Let me introduce you to the Norfolk artist, Joseph Paul, who I came across a while ago on a visit to Newark  Town Hall and Museum, Nottinghamshire, who have several works paintings by him. They knew little about the artist, except that I was told...
From: All Things Georgian on 28 Oct 2020

Lady Russell and Her Son

You try getting a 3 year old to sit still for a portrait... Lady Russell and Her Son (1786), by Romney. See more #gloriousGeorgians on Twitter!

Billy Dimple

Isn’t this pair of chaps utterly glorious? Robert Dighton’s The Macaroni Painter, or Billy Dimple Sitting for his Picture, shows painter Richard Cosway posing for a portrait in all his finery! 1772, via the British Museum.See more #gloriousGeorgians on Twitter!

Page 1 of 14123456Last »

Notes on Post Tags Search

By default, this searches for any categories containing your search term: eg, Tudor will also find Tudors, Tudor History, etc. Check the 'exact' box to restrict searching to categories exactly matching your search. All searches are case-insensitive.

This is a search for tags/categories assigned to blog posts by their authors. The terminology used for post tags varies across different blog platforms, but WordPress tags and categories, Blogspot labels, and Tumblr tags are all included.

This search feature has a number of purposes:

1. to give site users improved access to the content EMC has been aggregating since August 2012, so they can look for bloggers posting on topics they're interested in, explore what's happening in the early modern blogosphere, and so on.

2. to facilitate and encourage the proactive use of post categories/tags by groups of bloggers with shared interests. All searches can be bookmarked for reference, making it possible to create useful resources of blogging about specific news, topics, conferences, etc, in a similar fashion to Twitter hashtags. Bloggers could agree on a shared tag for posts, or an event organiser could announce one in advance, as is often done with Twitter hashtags.

Caveats and Work in Progress

This does not search post content, and it will not find any informal keywords/hashtags within the body of posts.

If EMC doesn't find any <category> tags for a post in the RSS feed it is classified as uncategorized. These and any <category> 'uncategorized' from the feed are omitted from search results. (It should always be borne in mind that some bloggers never use any kind of category or tag at all.)
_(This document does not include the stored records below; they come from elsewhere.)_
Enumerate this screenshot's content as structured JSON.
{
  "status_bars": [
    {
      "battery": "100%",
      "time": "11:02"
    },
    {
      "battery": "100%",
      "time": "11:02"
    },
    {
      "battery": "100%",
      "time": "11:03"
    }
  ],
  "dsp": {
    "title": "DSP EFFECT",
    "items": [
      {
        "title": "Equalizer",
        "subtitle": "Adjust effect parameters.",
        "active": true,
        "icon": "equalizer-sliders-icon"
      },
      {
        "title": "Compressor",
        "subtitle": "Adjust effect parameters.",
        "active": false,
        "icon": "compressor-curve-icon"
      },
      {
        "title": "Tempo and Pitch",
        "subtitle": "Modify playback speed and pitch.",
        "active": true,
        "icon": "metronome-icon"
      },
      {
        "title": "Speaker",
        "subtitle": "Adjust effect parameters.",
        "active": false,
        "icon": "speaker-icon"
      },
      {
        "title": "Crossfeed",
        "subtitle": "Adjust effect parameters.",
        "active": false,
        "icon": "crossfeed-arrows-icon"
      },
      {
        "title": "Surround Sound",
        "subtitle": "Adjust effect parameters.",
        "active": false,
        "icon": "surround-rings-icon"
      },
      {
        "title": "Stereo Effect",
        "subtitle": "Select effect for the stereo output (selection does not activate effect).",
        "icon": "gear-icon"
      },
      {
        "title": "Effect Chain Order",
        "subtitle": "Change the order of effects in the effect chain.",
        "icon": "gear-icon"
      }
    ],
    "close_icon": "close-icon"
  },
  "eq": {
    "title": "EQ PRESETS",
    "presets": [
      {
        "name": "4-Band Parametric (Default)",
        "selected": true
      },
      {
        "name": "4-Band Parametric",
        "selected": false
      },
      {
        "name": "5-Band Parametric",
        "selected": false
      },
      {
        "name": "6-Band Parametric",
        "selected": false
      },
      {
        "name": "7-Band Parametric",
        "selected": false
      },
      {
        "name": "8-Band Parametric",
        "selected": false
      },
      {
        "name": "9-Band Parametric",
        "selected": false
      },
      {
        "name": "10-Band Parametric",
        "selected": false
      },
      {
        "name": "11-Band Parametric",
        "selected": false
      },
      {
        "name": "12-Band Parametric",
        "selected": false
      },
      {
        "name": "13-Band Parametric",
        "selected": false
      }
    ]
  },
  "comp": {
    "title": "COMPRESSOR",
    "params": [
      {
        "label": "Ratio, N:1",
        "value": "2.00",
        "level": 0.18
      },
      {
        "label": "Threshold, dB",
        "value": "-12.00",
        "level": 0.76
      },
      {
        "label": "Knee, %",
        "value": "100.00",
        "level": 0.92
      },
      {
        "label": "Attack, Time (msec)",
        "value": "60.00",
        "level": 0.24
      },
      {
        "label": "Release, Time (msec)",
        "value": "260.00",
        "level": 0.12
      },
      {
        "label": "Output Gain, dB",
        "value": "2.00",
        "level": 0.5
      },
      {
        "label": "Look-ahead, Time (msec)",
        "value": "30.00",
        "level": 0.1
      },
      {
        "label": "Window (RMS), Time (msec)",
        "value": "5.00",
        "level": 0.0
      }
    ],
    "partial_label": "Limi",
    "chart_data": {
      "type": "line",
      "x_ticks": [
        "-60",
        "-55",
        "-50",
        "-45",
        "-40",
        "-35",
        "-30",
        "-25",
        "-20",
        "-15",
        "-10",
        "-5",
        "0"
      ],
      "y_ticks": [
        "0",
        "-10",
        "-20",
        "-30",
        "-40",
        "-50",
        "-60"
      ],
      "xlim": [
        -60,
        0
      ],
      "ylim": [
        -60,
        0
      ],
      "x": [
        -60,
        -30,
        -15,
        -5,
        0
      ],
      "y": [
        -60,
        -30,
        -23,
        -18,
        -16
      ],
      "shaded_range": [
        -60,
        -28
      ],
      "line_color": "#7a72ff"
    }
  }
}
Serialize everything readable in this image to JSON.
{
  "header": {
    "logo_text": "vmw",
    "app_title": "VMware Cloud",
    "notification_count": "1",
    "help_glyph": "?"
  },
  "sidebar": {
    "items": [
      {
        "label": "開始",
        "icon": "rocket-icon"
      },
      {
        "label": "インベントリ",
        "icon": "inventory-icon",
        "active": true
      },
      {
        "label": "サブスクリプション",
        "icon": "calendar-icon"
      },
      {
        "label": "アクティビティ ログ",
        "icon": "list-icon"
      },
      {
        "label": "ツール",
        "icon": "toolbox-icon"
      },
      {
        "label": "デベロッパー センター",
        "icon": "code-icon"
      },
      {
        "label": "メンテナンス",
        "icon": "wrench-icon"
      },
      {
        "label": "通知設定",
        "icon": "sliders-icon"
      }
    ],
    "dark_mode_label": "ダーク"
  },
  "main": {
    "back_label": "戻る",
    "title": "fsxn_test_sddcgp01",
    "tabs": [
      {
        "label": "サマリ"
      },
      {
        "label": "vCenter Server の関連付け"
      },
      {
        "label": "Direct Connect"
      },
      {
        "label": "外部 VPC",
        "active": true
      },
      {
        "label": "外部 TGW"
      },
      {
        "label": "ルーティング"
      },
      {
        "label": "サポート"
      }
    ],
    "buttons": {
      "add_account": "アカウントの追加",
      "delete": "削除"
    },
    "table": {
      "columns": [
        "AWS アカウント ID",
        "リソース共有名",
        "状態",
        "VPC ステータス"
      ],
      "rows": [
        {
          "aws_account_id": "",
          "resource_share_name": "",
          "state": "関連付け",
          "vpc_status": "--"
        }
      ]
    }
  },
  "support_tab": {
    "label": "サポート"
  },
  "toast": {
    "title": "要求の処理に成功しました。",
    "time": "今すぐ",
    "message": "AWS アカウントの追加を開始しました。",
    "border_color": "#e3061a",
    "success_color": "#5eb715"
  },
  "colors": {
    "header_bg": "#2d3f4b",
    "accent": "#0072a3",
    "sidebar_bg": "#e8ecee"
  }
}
This will not be a 'real time' search, although EMC updates content every few hours so it's never very far behind events.

The search is at present quite basic and limited. I plan to add a number of more sophisticated features in the future including the ability to filter by blog tags and by dates. I may also introduce RSS feeds for search queries at some point.

Constructing Search Query URLs

If you'd like to use an event tag, it's possible to work out in advance what the URL will be, without needing to visit EMC and run the search manually (though you might be advised to check it works!). But you'll need to use URL encoding as appropriate for any spaces or punctuation in the tag (so it might be a good idea to avoid them).

This is the basic structure:

http://emc.historycarnival.org/searchcat?s={search term or phrase}

For example, the URL for a simple search for categories containing London:

http://emc.historycarnival.org/searchcat?s=london

The URL for a search for the exact category Gunpowder Plot:

http://emc.historycarnival.org/searchcat?s=Gunpowder%20Plot&exact=on

In this more complex URL, %20 is the URL encoding for a space between words and &exact=on adds the exact category requirement.

I'll do my best to ensure that the basic URL construction (searchcat?s=...) is stable and persistent as long as the site is around.